Task instructions →
Do any lines in the data below contain "label"? If so, copy every one of them.

Data excerpts
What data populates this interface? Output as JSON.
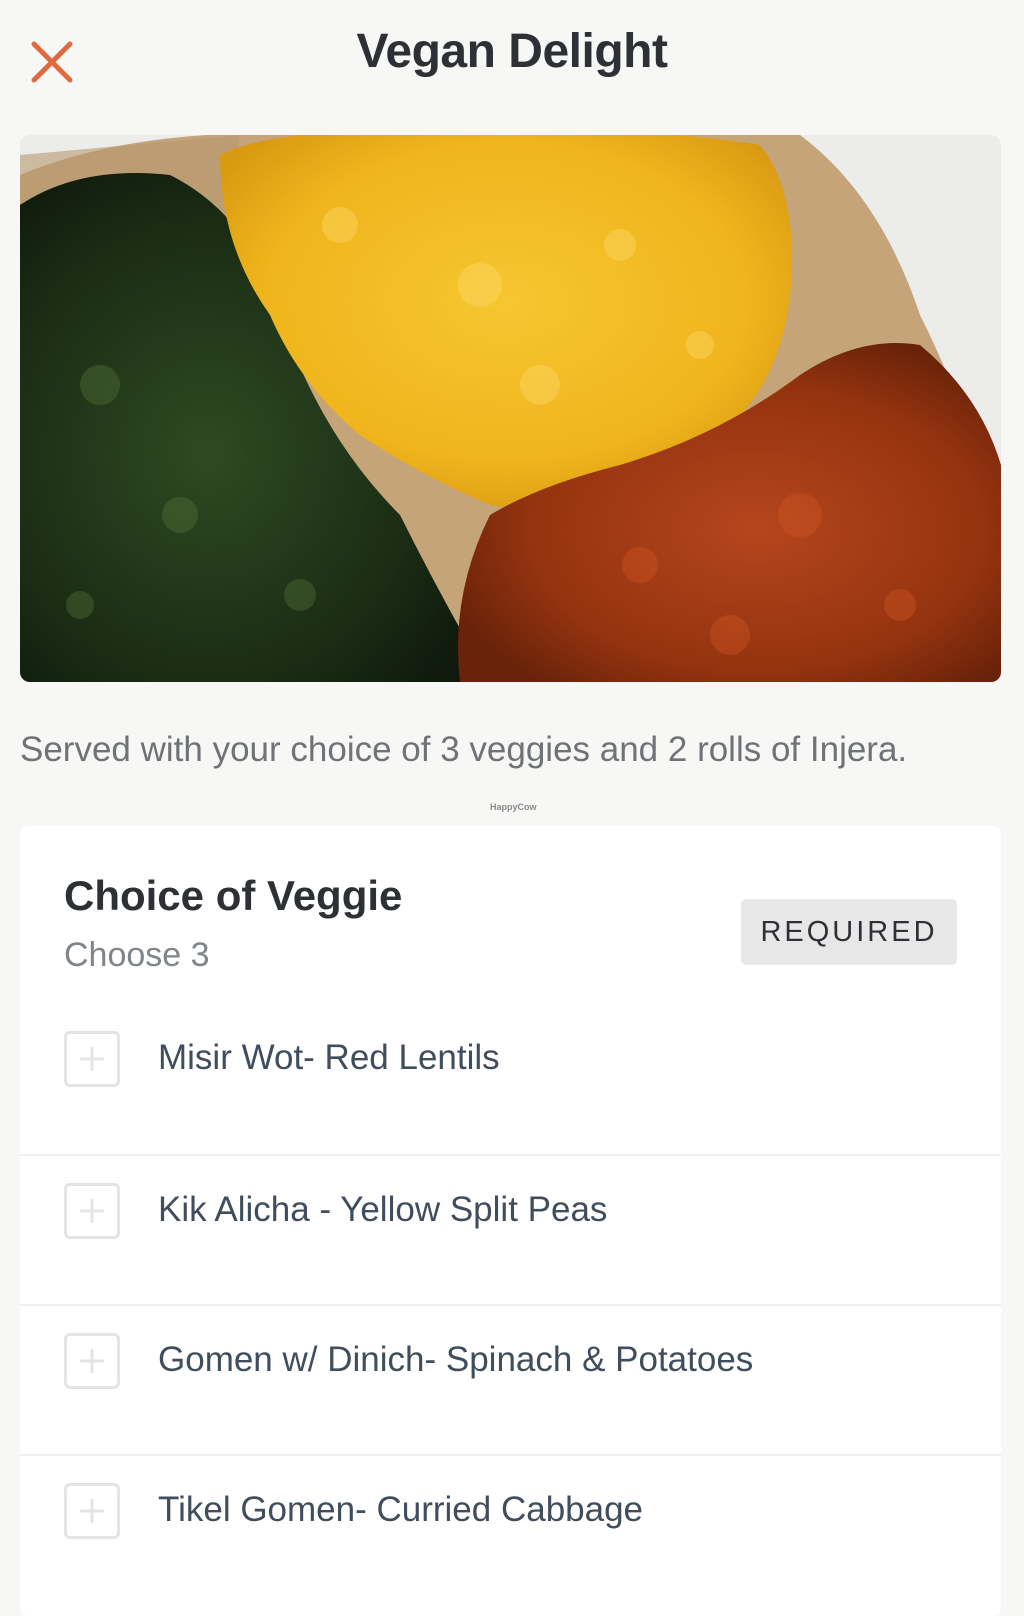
{
  "header": {
    "title": "Vegan Delight",
    "close_icon": "close-icon",
    "accent_color": "#e06a3f"
  },
  "hero": {
    "image": "photo-of-misir-kik-gomen-on-injera"
  },
  "description": "Served with your choice of 3 veggies and 2 rolls of Injera.",
  "watermark": "HappyCow",
  "section": {
    "title": "Choice of Veggie",
    "subtitle": "Choose 3",
    "badge": "REQUIRED",
    "options": [
      {
        "label": "Misir Wot- Red Lentils",
        "icon": "plus-icon",
        "checked": false
      },
      {
        "label": "Kik Alicha - Yellow Split Peas",
        "icon": "plus-icon",
        "checked": false
      },
      {
        "label": "Gomen w/ Dinich- Spinach & Potatoes",
        "icon": "plus-icon",
        "checked": false
      },
      {
        "label": "Tikel Gomen- Curried Cabbage",
        "icon": "plus-icon",
        "checked": false
      }
    ]
  }
}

Solution for this task →
        "label": "Misir Wot- Red Lentils",
        "label": "Kik Alicha - Yellow Split Peas",
        "label": "Gomen w/ Dinich- Spinach & Potatoes",
        "label": "Tikel Gomen- Curried Cabbage",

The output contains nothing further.